The winds will move south to northern England, Northern Ireland and Wales – bringing with them heavy rain turning to snow as temperatures drop overnight.
“It will get colder across the UK, with Saturday to Sunday seeing temperatures drop to -5 or -6C in some places. Monday night will be even colder with -6C expected in Braemar, in Aberdeen.”
But could we see some thundersnow, and what is it?
A thundersnow is the same as a thunderstorm, except snow falls instead of rain. It occurs when the atmosphere is unstable and the layer of air closest to the ground is cold enough to create snow but still warmer than the air above it.
Read more: Warnings issued for snow, ice, gales and flooding
Snow, ice and 70mph gale force winds expected
Severe storms leave thousands without power
Glasgow experienced a thundersnow in February 2013 but the BBC said there is a chance we might see similar conditions again over the coming weekend.

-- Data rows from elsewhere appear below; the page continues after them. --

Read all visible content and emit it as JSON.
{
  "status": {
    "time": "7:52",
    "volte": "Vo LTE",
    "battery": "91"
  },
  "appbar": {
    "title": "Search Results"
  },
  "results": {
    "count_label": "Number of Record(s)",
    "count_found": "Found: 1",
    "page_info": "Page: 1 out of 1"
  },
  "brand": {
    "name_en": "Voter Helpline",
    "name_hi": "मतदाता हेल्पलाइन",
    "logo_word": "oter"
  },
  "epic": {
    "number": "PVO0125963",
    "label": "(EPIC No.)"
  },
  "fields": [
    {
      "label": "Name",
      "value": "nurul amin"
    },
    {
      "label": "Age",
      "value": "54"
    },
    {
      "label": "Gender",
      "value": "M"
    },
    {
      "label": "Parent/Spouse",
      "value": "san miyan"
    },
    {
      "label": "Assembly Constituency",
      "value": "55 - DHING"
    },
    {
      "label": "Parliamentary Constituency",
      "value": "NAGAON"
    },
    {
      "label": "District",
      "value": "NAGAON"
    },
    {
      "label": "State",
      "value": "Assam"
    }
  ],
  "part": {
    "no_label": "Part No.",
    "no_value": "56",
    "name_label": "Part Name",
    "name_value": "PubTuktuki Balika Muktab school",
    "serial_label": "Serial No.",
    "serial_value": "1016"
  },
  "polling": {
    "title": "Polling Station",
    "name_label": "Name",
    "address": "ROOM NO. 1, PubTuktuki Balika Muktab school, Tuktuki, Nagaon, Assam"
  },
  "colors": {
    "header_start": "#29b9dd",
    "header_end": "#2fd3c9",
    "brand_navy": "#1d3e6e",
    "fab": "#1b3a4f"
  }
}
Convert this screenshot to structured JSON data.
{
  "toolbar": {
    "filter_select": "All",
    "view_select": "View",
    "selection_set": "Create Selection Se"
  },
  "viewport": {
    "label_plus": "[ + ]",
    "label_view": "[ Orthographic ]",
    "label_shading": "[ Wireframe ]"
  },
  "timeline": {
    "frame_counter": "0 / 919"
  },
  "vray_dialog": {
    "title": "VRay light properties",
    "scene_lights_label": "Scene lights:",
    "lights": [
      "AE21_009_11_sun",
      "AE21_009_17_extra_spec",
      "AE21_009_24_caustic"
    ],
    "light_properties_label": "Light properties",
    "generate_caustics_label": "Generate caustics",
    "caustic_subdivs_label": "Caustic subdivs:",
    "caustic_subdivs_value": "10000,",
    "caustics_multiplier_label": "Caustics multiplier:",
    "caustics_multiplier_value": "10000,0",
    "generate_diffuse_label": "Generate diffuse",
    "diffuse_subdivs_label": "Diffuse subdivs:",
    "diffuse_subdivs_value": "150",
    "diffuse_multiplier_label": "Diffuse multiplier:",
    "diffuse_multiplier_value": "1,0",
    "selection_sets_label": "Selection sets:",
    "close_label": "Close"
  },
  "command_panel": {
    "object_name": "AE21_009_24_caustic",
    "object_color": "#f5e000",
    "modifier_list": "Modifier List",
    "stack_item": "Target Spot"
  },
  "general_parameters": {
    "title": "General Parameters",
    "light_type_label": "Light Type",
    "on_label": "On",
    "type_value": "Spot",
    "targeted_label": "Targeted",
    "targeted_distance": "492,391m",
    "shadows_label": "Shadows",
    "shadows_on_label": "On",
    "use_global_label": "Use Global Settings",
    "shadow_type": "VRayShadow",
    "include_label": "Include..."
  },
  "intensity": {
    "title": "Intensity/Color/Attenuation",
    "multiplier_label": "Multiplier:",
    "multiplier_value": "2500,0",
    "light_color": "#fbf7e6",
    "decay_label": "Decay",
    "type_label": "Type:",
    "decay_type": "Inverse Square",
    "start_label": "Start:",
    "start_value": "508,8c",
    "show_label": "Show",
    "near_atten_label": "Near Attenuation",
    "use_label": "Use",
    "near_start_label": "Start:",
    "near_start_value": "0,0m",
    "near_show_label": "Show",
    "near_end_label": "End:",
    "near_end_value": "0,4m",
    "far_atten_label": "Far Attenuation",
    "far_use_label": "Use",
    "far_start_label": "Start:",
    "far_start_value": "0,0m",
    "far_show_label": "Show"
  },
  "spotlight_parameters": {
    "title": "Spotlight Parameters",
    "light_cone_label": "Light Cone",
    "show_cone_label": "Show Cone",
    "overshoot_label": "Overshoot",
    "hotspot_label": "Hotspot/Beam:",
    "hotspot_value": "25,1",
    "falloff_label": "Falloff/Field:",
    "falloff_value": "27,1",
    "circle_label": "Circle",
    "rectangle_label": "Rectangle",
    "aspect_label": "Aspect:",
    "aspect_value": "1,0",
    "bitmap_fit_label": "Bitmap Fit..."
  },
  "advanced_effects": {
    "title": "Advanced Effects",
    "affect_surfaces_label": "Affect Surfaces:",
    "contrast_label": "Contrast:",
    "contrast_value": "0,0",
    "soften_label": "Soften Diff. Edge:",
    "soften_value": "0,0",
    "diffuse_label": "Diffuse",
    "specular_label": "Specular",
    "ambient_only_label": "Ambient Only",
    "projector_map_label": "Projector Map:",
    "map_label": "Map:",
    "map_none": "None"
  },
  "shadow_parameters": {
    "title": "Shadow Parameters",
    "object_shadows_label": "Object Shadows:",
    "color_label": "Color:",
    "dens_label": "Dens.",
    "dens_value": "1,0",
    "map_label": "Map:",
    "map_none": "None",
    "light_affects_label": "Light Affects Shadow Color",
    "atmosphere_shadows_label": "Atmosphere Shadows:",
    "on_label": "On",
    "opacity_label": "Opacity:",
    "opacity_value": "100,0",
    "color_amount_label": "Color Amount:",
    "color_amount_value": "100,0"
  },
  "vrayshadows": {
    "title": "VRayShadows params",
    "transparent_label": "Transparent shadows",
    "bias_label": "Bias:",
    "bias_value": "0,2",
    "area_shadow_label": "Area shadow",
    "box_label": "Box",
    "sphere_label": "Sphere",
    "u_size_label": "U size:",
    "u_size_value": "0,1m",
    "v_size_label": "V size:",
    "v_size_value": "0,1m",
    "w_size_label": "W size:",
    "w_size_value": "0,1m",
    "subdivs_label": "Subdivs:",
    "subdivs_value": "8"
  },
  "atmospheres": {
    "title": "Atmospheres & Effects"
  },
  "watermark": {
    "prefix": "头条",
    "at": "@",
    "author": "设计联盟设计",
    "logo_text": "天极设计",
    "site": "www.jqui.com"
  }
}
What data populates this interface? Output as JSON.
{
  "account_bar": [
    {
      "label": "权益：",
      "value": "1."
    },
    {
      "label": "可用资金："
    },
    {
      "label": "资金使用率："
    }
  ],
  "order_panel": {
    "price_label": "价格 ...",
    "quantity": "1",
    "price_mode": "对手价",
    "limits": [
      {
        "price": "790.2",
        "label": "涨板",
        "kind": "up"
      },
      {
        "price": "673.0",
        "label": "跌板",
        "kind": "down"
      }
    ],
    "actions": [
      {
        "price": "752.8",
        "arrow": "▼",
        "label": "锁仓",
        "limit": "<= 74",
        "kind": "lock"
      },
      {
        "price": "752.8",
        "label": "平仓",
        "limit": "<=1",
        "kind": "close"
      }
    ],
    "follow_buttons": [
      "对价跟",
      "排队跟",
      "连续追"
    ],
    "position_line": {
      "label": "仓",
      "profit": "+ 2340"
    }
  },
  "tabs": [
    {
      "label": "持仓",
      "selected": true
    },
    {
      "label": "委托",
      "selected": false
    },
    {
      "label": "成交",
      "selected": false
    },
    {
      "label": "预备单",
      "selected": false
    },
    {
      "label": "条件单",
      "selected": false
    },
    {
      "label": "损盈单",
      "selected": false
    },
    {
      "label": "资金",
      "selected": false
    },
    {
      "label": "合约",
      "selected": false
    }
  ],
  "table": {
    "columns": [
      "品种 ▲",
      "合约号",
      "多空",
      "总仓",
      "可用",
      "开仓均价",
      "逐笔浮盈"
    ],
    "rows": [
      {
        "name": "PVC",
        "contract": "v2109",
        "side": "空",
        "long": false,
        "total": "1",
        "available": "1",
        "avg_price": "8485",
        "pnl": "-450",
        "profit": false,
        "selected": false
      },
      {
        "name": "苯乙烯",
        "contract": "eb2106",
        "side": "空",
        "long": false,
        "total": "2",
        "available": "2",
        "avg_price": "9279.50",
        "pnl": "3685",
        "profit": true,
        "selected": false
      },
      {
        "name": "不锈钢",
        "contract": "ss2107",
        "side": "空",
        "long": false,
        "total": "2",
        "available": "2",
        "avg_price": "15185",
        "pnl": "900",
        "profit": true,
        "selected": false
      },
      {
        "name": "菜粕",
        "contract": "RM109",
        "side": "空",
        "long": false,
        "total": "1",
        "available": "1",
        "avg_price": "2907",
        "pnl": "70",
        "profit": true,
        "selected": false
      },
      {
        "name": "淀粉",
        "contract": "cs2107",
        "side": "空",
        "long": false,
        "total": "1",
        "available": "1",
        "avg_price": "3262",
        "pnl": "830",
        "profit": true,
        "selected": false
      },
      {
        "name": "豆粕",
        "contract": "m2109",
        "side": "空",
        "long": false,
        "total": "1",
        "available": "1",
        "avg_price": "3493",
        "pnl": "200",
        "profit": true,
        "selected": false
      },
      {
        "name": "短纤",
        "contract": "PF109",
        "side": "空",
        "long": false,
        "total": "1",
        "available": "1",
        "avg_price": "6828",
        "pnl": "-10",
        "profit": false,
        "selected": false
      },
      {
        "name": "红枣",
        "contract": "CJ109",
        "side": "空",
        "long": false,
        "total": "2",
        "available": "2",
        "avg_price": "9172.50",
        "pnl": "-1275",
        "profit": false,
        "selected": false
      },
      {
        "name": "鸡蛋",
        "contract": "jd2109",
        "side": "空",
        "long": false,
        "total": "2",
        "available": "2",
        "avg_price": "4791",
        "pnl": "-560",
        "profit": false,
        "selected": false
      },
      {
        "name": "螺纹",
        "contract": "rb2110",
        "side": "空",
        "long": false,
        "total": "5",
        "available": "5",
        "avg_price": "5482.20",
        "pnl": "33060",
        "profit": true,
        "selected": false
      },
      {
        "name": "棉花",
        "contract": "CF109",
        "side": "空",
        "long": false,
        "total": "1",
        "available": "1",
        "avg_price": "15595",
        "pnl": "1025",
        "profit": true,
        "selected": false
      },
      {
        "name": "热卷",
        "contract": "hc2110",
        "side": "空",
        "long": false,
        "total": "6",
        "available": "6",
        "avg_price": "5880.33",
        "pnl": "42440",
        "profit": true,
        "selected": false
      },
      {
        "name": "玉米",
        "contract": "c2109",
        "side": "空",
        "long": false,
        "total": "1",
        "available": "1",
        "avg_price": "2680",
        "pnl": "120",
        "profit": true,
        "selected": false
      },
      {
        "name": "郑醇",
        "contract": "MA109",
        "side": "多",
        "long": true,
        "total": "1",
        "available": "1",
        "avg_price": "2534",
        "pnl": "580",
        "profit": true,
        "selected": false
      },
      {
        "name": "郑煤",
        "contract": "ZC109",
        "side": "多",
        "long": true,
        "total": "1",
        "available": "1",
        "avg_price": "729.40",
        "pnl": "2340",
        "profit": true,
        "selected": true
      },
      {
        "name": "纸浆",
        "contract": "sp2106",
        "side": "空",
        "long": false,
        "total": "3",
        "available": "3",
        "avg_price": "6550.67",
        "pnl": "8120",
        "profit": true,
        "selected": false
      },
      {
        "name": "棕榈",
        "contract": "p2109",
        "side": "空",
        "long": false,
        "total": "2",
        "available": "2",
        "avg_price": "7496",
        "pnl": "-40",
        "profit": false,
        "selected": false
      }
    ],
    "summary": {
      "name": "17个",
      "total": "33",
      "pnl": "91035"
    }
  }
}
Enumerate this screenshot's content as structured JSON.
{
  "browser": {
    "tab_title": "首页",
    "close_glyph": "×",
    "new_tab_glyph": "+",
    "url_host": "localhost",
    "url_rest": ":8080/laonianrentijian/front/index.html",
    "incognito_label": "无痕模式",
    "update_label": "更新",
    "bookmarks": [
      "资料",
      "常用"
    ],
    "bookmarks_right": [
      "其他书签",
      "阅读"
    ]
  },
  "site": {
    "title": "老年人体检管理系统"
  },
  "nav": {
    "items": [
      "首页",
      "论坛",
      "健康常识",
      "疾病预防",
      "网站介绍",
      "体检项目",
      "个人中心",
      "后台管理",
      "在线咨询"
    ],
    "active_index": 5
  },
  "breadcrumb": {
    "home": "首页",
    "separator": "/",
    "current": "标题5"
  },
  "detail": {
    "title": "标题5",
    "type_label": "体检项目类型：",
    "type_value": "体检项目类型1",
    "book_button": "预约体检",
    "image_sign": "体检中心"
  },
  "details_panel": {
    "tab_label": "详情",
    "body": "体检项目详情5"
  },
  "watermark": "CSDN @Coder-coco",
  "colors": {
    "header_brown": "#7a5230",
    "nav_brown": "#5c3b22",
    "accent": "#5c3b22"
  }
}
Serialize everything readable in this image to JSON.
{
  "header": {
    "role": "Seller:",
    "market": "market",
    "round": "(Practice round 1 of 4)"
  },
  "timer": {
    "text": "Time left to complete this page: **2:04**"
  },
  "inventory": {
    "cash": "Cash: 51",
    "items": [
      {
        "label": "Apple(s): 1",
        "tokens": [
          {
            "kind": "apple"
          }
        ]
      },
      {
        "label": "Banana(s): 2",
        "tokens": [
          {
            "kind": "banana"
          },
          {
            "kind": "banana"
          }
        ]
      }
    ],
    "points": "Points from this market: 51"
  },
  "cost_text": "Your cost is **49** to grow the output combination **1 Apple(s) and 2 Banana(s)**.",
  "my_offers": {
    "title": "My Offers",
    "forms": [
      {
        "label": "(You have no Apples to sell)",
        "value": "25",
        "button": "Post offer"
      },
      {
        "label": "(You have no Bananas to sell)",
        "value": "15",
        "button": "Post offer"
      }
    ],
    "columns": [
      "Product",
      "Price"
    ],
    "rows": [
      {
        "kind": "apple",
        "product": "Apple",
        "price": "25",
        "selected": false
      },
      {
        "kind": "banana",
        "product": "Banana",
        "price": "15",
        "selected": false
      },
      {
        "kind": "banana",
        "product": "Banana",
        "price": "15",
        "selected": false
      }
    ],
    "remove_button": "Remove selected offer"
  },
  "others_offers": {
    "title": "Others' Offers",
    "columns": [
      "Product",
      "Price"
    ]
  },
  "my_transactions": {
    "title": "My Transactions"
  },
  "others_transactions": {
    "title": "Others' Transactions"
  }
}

If the conditions are right the experience can be beautiful, as the lightning reflected by the snow appears much brighter than when in a ‘normal’ electrical storm.Reuse content